of Apple's forthcoming Campus 2
, a massive redevelopment project involving grounds formerly owned by HP and now controlled by Apple. The new, larger headquarters -- said to be urgently needed due to the expansion of Apple's workforce as a result of its success -- was among the last projects worked on by co-founder Steve Jobs before his death and is dominated by a large, "futuristic spaceship" style main building.
The meeting, the first of five forums where the public and those affected by the project will be encouraged to comment and express any concerns about the undertaking, was largely to explain in detail how the city was examining the project for its Environmental Impact Report (EIR)
as required by law. Public Affairs Director Rick Kitson presided over the meeting, which went over key findings and details of the 650-page EIR. The report was conducted by LSA Associates, a firm hired by the city.
The report examines Apple's proposed in myriad ways, considering everything from geology to cultural impact.
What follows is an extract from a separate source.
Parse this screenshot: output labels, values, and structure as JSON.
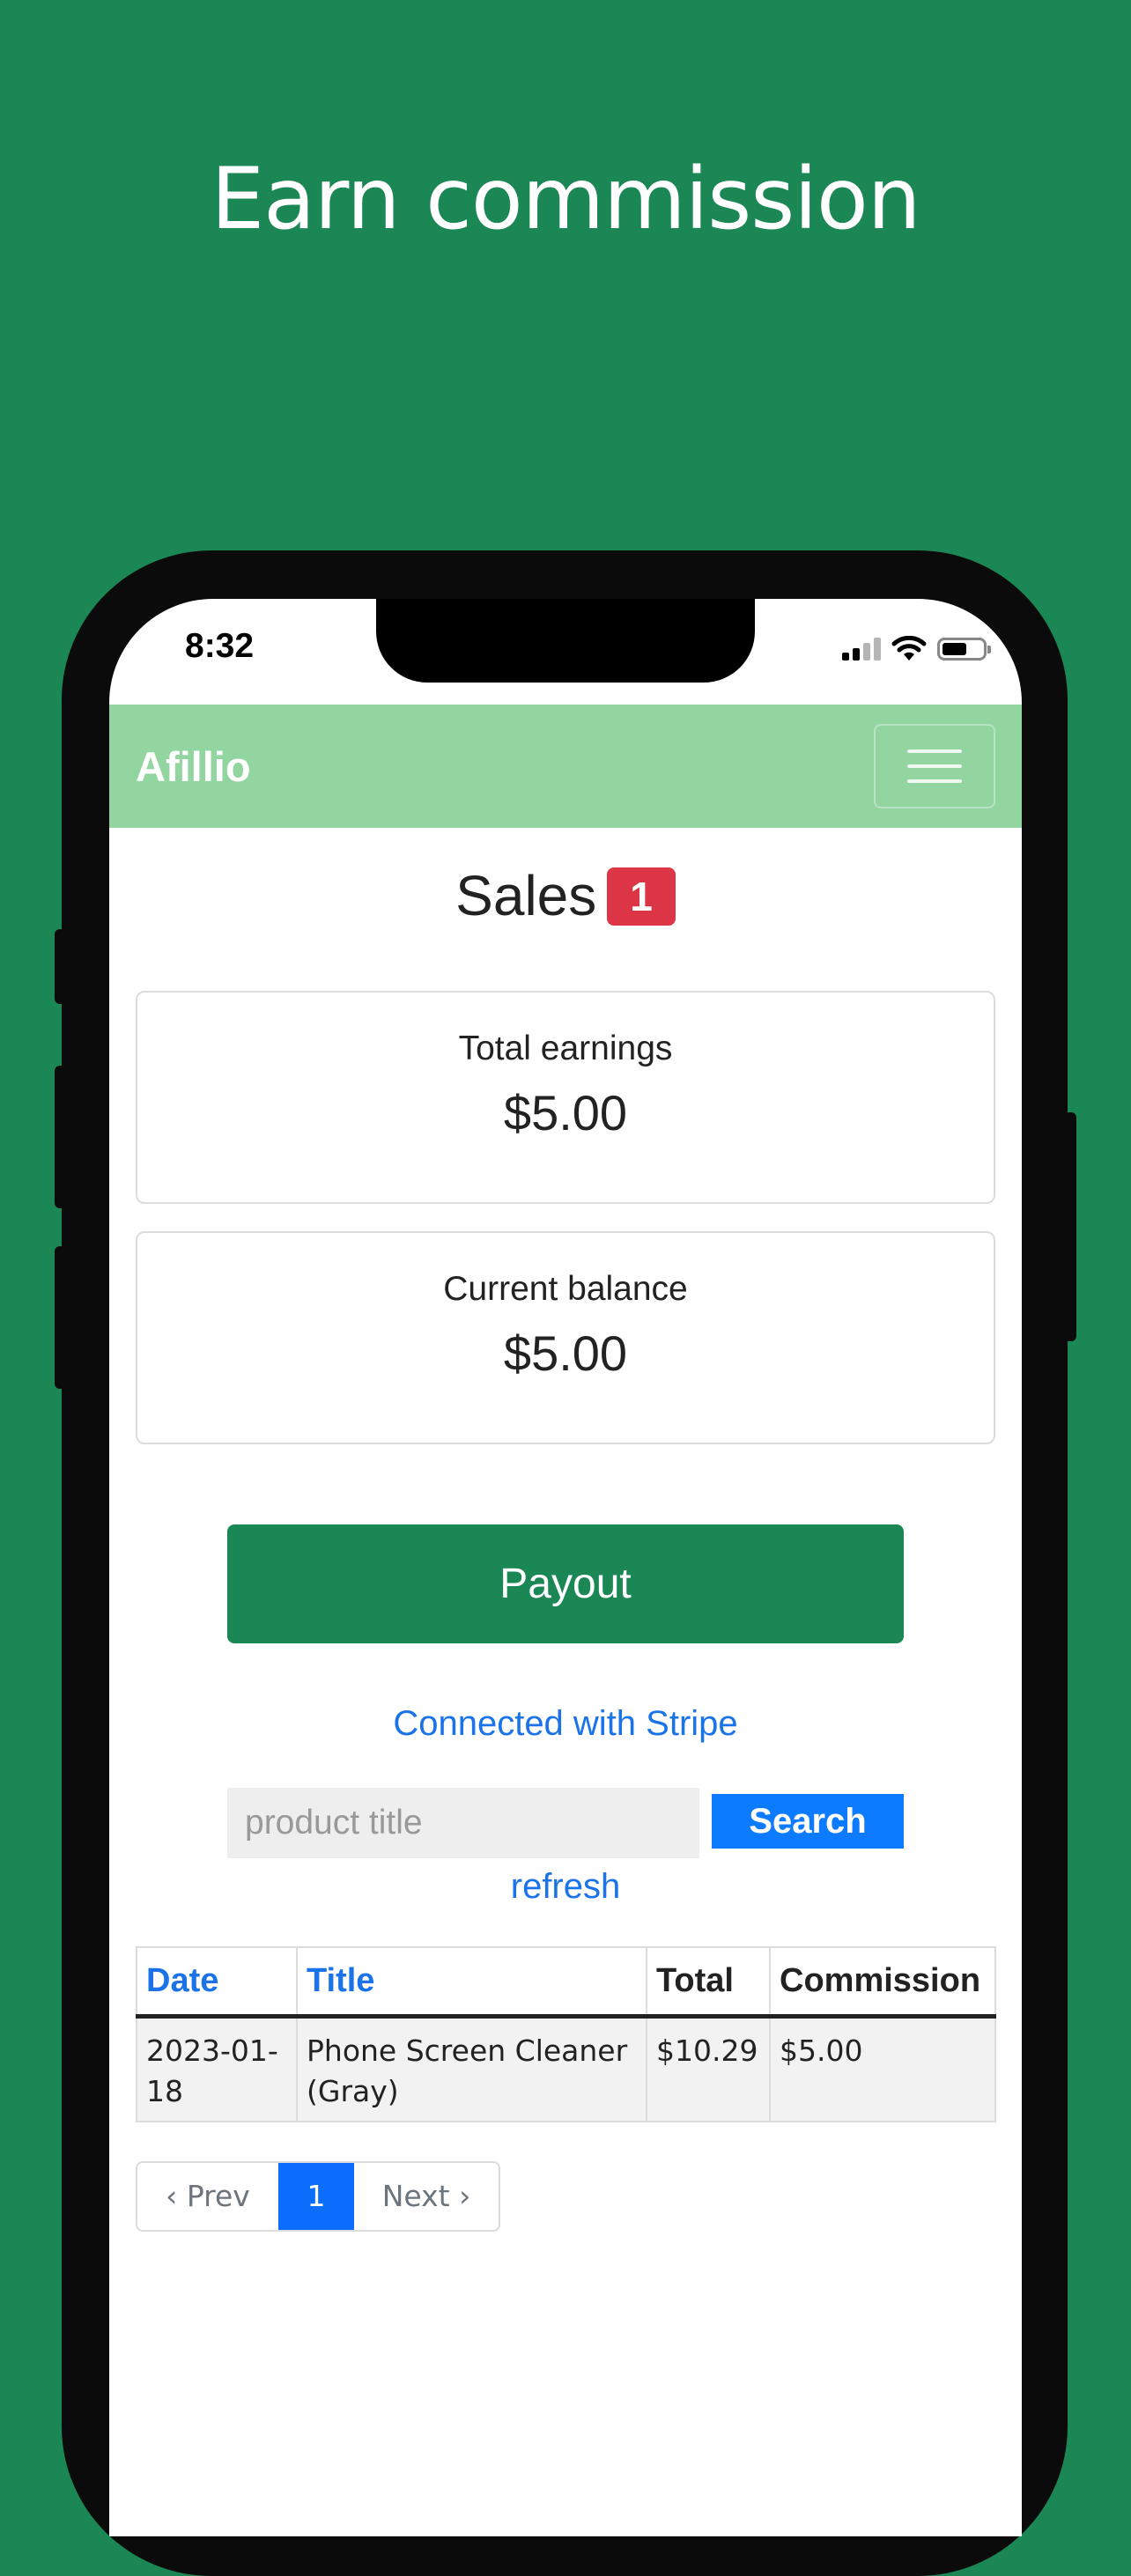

While few have criticized the aesthetics of the campus -- which reclaims much of the land that was once an apricot orchard and replants trees and other landscaping features, the project has not avoided criticism
. The use of the large central building rather than a traditional campus of numerous smaller buildings, plus other innovations such as having most of the parking facilities underground, allowed Apple to shrink the space needed for buildings to 23 acres from the current 32 acres, while landscaping will grow from 43 acres of the land to 102 acres. Nearly 2,500 more trees will be planted on the property than exist there now.
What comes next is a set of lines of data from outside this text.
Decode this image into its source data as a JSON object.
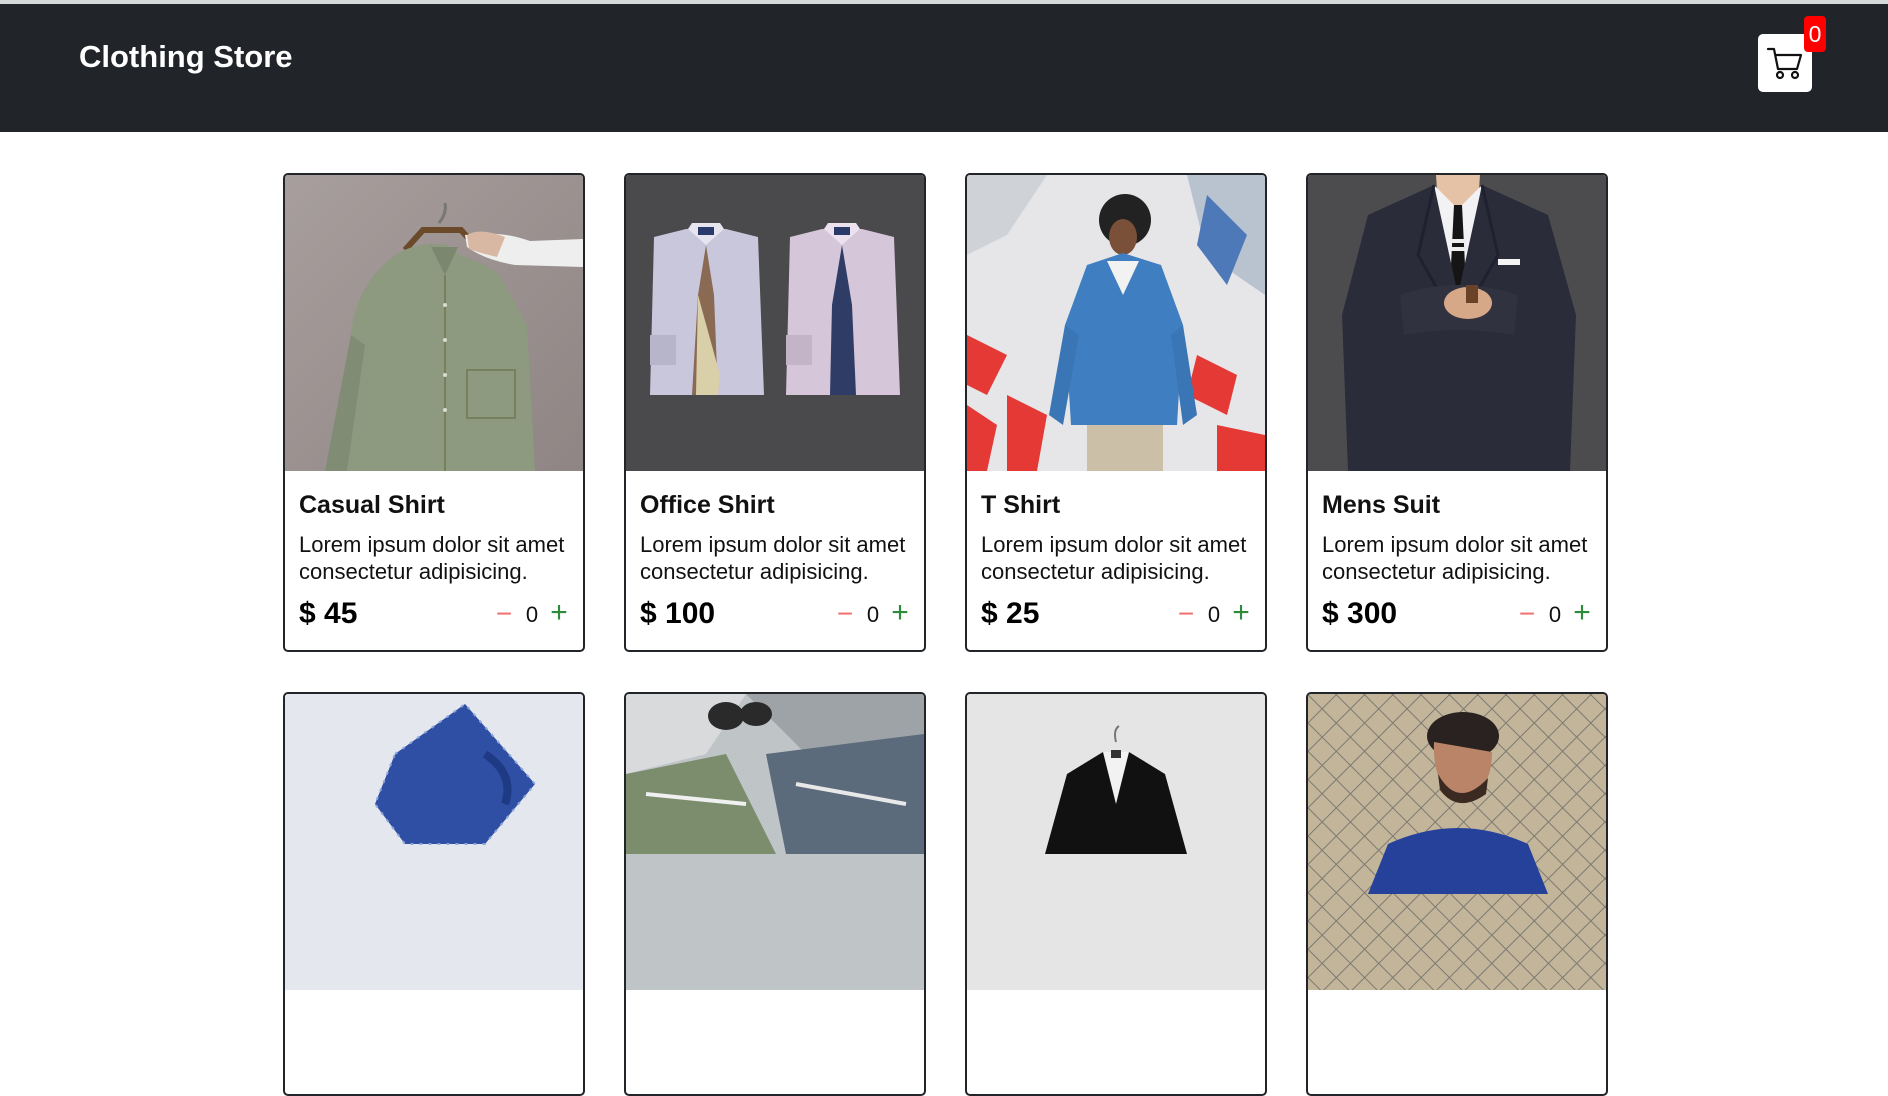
{
  "navbar": {
    "brand": "Clothing Store",
    "cart_count": "0",
    "cart_icon": "shopping-cart-icon"
  },
  "colors": {
    "navbar_bg": "#212529",
    "badge_bg": "#ff0000",
    "minus_color": "#f07070",
    "plus_color": "#2e8b3a"
  },
  "products": [
    {
      "title": "Casual Shirt",
      "description": "Lorem ipsum dolor sit amet consectetur adipisicing.",
      "price": "$ 45",
      "qty": "0",
      "minus": "−",
      "plus": "+"
    },
    {
      "title": "Office Shirt",
      "description": "Lorem ipsum dolor sit amet consectetur adipisicing.",
      "price": "$ 100",
      "qty": "0",
      "minus": "−",
      "plus": "+"
    },
    {
      "title": "T Shirt",
      "description": "Lorem ipsum dolor sit amet consectetur adipisicing.",
      "price": "$ 25",
      "qty": "0",
      "minus": "−",
      "plus": "+"
    },
    {
      "title": "Mens Suit",
      "description": "Lorem ipsum dolor sit amet consectetur adipisicing.",
      "price": "$ 300",
      "qty": "0",
      "minus": "−",
      "plus": "+"
    }
  ]
}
The "ring" design of the building was intended by Jobs to foster collaboration and reclaim the center area as an outdoor space. The design is augmented by large glass panes that curve with the building and allow more natural lighting for the facility. The EIR study also considers factors like water use, biological balance, traffic considerations and possible hazards. In the current plan, the city plans to sell a portion of Pruneridge Avenue (a public road running adjacent to the facility) to Apple over security concerns.
Overall, the EIR showed that despite a massive jump in the number of employees that would be working there compared to its time as an HP campus, the design of the facility accommodates a greener and more natural environment. The main building is said to be able to handle a total of 14,200 employees, more than 9,000 higher than the current sustainability level. Due to the design, the "occupied building space" will increase from 2.66 million square feet to 3.42 million square feet, even as Apple's design uses less room for buildings compared to the present. The facility will have a total of 10,980 parking spaces across multiple parking lots, most of which will be underground.
The meeting was the first of five forums at which the public and neighbors of the Apple campus will have a chance to address any concerns or issues. Two of the forthcoming meetings will be held during normal city council events scheduled for later this year. Citizens can contribute comments to the EIR itself by sending their submissions to the city either through the city's website
or by mail before 5:30pm on Monday, July 22.